══ MATERIAL PROVIDED ══
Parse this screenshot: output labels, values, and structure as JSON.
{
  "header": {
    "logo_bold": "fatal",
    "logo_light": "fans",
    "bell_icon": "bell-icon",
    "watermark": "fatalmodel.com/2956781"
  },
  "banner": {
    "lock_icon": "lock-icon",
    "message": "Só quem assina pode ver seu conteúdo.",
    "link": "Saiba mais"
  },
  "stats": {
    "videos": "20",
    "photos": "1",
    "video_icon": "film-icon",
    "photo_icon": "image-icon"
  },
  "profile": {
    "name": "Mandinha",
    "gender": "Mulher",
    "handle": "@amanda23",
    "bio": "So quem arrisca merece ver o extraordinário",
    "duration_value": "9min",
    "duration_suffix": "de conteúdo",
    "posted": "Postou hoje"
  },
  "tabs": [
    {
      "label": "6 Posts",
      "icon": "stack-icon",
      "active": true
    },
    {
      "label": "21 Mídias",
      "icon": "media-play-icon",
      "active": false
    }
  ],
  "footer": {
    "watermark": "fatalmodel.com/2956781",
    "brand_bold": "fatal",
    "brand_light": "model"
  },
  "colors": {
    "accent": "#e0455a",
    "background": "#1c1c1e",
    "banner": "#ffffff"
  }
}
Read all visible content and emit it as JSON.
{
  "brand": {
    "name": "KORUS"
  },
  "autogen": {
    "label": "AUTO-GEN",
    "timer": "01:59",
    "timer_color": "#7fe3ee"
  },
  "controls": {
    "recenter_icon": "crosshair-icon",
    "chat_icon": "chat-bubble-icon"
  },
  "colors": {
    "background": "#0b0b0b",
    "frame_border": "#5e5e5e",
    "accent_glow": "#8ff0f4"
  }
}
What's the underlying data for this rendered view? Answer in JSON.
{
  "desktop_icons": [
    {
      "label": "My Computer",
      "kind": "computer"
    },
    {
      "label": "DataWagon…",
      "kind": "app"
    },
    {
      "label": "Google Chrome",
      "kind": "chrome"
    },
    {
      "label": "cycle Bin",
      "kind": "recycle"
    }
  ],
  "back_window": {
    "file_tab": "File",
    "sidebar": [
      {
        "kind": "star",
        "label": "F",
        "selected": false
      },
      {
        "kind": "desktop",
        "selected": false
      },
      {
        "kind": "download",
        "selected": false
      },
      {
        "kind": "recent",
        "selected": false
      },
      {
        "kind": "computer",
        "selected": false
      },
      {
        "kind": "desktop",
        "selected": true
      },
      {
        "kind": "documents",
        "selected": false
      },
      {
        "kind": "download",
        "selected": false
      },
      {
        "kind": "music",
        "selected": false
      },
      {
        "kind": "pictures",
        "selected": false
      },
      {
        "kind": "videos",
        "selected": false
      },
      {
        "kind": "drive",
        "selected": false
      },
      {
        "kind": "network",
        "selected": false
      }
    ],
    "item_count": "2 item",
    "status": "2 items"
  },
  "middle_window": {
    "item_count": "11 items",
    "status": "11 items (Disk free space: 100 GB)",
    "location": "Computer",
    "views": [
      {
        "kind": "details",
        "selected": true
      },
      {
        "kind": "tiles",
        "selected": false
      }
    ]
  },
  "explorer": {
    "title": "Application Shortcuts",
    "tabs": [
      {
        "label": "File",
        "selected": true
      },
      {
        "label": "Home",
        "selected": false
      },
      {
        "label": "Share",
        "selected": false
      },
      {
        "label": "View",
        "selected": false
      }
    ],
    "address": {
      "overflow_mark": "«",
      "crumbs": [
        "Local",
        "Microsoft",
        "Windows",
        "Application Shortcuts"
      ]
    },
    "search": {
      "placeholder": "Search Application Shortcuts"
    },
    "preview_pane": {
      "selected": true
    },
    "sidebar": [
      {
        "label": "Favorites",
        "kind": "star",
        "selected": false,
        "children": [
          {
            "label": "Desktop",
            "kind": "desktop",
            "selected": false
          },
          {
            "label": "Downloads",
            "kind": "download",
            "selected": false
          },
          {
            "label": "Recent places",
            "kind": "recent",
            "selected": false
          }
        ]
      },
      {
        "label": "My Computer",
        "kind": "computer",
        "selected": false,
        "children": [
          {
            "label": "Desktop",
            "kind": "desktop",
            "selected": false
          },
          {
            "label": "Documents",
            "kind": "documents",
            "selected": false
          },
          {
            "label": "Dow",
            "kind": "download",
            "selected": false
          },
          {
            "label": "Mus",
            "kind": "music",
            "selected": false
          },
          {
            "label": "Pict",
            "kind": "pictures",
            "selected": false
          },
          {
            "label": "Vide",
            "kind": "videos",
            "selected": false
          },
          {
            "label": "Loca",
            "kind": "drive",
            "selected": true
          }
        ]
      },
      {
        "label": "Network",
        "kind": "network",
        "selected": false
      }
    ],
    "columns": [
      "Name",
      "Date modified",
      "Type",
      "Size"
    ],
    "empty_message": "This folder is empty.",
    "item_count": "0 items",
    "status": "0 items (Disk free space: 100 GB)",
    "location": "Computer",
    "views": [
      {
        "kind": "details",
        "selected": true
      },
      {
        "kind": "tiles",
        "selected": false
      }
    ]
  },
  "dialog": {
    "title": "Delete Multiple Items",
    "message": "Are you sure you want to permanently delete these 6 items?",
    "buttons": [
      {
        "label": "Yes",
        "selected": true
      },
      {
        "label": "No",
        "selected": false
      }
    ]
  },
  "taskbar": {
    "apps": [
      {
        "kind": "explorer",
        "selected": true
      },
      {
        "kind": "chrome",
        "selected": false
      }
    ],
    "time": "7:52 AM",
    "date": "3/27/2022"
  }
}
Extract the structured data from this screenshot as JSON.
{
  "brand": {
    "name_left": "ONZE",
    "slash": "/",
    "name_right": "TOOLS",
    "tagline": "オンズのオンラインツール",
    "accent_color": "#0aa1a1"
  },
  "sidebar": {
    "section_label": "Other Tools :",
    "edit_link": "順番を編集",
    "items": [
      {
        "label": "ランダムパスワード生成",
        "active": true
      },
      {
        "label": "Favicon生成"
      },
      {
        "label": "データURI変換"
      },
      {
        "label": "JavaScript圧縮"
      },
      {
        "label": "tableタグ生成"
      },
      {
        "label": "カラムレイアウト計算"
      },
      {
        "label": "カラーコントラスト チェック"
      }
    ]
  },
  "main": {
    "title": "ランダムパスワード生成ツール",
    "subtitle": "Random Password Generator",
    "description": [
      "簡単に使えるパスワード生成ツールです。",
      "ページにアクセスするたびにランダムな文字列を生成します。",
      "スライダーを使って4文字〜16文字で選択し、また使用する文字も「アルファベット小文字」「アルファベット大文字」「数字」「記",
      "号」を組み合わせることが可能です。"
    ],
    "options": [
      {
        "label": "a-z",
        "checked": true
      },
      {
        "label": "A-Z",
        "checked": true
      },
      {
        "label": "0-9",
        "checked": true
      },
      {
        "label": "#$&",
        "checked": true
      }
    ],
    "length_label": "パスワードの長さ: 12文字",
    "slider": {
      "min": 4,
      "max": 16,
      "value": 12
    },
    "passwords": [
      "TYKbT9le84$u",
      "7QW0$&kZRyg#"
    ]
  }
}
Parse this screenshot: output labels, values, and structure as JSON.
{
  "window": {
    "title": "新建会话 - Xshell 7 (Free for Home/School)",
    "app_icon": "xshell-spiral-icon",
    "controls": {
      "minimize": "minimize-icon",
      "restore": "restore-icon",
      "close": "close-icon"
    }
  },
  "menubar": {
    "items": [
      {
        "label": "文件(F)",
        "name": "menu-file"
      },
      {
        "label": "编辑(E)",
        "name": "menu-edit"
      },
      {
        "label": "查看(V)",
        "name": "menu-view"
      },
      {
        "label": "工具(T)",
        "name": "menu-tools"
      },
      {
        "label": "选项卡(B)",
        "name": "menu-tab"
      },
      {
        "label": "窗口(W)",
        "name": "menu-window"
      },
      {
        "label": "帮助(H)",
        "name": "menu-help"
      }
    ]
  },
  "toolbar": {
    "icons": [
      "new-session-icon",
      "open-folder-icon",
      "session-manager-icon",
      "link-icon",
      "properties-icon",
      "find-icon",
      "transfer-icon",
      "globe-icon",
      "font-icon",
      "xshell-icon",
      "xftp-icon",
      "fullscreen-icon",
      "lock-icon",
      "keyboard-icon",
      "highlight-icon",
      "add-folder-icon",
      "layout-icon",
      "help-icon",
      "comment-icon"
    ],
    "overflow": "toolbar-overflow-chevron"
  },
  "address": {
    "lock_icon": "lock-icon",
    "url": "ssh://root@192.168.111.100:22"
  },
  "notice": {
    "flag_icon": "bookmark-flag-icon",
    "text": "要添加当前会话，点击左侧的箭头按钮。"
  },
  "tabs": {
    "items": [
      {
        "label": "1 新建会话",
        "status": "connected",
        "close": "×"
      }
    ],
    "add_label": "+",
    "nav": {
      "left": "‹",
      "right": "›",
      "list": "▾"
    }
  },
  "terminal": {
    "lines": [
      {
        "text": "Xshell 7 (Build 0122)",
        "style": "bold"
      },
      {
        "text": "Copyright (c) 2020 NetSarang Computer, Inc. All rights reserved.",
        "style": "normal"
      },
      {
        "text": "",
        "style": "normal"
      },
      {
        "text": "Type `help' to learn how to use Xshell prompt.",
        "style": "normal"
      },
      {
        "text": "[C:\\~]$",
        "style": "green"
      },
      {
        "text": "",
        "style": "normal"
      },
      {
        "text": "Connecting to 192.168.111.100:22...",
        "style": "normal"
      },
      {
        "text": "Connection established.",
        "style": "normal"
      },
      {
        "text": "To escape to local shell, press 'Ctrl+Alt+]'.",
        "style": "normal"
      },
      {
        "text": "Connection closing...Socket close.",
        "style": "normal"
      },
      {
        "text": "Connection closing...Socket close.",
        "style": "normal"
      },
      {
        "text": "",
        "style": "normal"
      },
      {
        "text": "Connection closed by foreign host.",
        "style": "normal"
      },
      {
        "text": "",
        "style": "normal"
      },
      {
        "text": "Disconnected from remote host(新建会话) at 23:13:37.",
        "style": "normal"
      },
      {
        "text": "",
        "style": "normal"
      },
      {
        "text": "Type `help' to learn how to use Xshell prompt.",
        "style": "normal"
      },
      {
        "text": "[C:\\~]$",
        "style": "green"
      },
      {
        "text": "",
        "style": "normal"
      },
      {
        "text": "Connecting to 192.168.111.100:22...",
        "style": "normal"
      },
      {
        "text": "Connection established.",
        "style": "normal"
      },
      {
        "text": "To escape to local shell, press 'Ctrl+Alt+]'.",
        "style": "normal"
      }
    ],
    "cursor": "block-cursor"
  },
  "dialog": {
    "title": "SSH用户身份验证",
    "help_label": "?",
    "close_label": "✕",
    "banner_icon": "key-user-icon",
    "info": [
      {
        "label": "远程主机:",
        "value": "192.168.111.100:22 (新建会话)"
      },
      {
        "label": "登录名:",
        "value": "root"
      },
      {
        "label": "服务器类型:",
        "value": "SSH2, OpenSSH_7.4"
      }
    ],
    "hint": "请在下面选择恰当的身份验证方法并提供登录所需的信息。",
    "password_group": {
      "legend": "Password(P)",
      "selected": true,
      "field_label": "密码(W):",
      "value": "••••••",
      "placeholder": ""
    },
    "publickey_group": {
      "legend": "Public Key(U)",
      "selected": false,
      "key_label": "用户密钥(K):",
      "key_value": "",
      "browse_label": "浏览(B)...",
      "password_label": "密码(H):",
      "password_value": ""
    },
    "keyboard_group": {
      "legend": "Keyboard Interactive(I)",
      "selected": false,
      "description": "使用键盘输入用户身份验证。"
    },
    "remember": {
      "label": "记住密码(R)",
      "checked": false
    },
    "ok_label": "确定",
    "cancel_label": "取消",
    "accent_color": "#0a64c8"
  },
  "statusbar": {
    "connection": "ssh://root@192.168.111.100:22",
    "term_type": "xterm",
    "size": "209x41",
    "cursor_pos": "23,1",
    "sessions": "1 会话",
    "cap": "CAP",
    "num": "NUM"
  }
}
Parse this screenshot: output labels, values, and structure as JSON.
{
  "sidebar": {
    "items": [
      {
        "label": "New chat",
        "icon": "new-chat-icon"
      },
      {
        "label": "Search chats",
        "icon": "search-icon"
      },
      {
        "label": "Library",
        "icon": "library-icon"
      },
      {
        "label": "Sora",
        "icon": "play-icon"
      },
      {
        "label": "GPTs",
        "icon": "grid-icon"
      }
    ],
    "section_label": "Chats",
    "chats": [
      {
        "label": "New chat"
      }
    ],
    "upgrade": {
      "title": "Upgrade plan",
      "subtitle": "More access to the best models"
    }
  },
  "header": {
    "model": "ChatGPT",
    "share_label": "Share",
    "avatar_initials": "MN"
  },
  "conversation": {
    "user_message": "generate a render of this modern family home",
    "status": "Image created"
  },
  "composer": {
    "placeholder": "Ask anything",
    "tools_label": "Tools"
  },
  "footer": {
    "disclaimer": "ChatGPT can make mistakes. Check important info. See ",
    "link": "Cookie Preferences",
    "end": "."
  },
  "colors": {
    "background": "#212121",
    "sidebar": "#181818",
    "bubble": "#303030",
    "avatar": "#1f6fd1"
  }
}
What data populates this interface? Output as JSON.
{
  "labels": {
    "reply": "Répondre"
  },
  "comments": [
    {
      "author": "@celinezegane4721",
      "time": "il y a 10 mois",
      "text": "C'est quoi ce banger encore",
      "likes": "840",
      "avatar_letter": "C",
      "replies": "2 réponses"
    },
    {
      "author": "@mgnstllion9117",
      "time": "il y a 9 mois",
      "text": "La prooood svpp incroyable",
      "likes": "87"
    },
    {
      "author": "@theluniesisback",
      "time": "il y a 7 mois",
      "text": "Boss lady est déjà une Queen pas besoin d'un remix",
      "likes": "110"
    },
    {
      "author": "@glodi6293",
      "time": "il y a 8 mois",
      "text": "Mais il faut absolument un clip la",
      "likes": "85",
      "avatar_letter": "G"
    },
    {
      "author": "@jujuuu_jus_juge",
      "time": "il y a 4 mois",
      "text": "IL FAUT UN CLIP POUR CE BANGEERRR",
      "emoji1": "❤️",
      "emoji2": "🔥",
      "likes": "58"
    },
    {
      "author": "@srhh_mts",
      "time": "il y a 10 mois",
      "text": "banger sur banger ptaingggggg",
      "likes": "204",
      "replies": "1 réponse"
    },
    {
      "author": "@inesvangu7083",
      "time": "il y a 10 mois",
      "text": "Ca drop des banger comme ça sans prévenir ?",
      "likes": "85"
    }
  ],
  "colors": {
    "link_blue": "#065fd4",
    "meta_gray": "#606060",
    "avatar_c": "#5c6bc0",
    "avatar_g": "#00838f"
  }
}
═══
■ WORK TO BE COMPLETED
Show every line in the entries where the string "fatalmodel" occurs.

■ SOLUTION
    "watermark": "fatalmodel.com/2956781"
    "watermark": "fatalmodel.com/2956781",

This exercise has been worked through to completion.